GOAL OF THE EXERCISE - Pictures should be left out when the listing below is repeated word for word.

TASK INPUT -
☆ ☆ ☆
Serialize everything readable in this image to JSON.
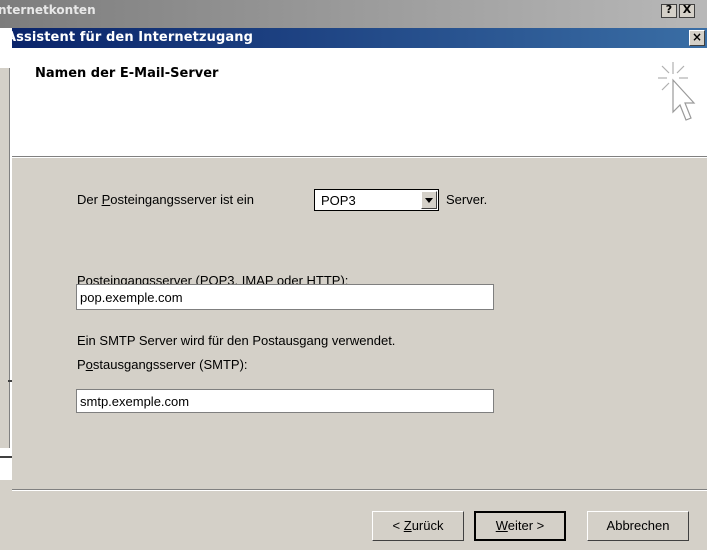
{
  "background_window": {
    "title": "nternetkonten",
    "buttons": [
      "?",
      "X"
    ]
  },
  "dialog": {
    "title": "Assistent für den Internetzugang",
    "close_glyph": "×"
  },
  "header": {
    "title": "Namen der E-Mail-Server"
  },
  "incoming_type": {
    "label_pre": "Der ",
    "label_access": "P",
    "label_post": "osteingangsserver ist ein",
    "selected": "POP3",
    "suffix": "Server."
  },
  "incoming_server": {
    "label_pre": "Posteingangs",
    "label_access": "s",
    "label_post": "erver (POP3, IMAP oder HTTP):",
    "value": "pop.exemple.com"
  },
  "smtp_note": "Ein SMTP Server wird für den Postausgang verwendet.",
  "outgoing_server": {
    "label_pre": "P",
    "label_access": "o",
    "label_post": "stausgangsserver (SMTP):",
    "value": "smtp.exemple.com"
  },
  "buttons": {
    "back": {
      "pre": "< ",
      "access": "Z",
      "post": "urück"
    },
    "next": {
      "pre": "",
      "access": "W",
      "post": "eiter >"
    },
    "cancel": "Abbrechen"
  }
}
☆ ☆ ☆
RESPONSE BOX -
Serialize everything readable in this image to JSON.
{
  "background_window": {
    "title": "nternetkonten",
    "buttons": [
      "?",
      "X"
    ]
  },
  "dialog": {
    "title": "Assistent für den Internetzugang",
    "close_glyph": "×"
  },
  "header": {
    "title": "Namen der E-Mail-Server"
  },
  "incoming_type": {
    "label_pre": "Der ",
    "label_access": "P",
    "label_post": "osteingangsserver ist ein",
    "selected": "POP3",
    "suffix": "Server."
  },
  "incoming_server": {
    "label_pre": "Posteingangs",
    "label_access": "s",
    "label_post": "erver (POP3, IMAP oder HTTP):",
    "value": "pop.exemple.com"
  },
  "smtp_note": "Ein SMTP Server wird für den Postausgang verwendet.",
  "outgoing_server": {
    "label_pre": "P",
    "label_access": "o",
    "label_post": "stausgangsserver (SMTP):",
    "value": "smtp.exemple.com"
  },
  "buttons": {
    "back": {
      "pre": "< ",
      "access": "Z",
      "post": "urück"
    },
    "next": {
      "pre": "",
      "access": "W",
      "post": "eiter >"
    },
    "cancel": "Abbrechen"
  }
}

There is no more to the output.